[Element data from apps and pages]
- Opening Delimiter -
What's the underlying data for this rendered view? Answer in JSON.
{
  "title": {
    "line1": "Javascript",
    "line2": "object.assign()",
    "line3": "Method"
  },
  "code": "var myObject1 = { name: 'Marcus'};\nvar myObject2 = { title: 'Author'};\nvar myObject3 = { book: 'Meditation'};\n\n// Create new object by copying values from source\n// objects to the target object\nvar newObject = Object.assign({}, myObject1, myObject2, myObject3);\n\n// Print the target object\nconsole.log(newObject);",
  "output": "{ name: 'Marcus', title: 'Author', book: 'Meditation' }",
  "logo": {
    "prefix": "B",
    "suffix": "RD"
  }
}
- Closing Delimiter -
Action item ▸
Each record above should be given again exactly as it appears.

Exercise result ▸
What's the underlying data for this rendered view? Answer in JSON.
{
  "title": {
    "line1": "Javascript",
    "line2": "object.assign()",
    "line3": "Method"
  },
  "code": "var myObject1 = { name: 'Marcus'};\nvar myObject2 = { title: 'Author'};\nvar myObject3 = { book: 'Meditation'};\n\n// Create new object by copying values from source\n// objects to the target object\nvar newObject = Object.assign({}, myObject1, myObject2, myObject3);\n\n// Print the target object\nconsole.log(newObject);",
  "output": "{ name: 'Marcus', title: 'Author', book: 'Meditation' }",
  "logo": {
    "prefix": "B",
    "suffix": "RD"
  }
}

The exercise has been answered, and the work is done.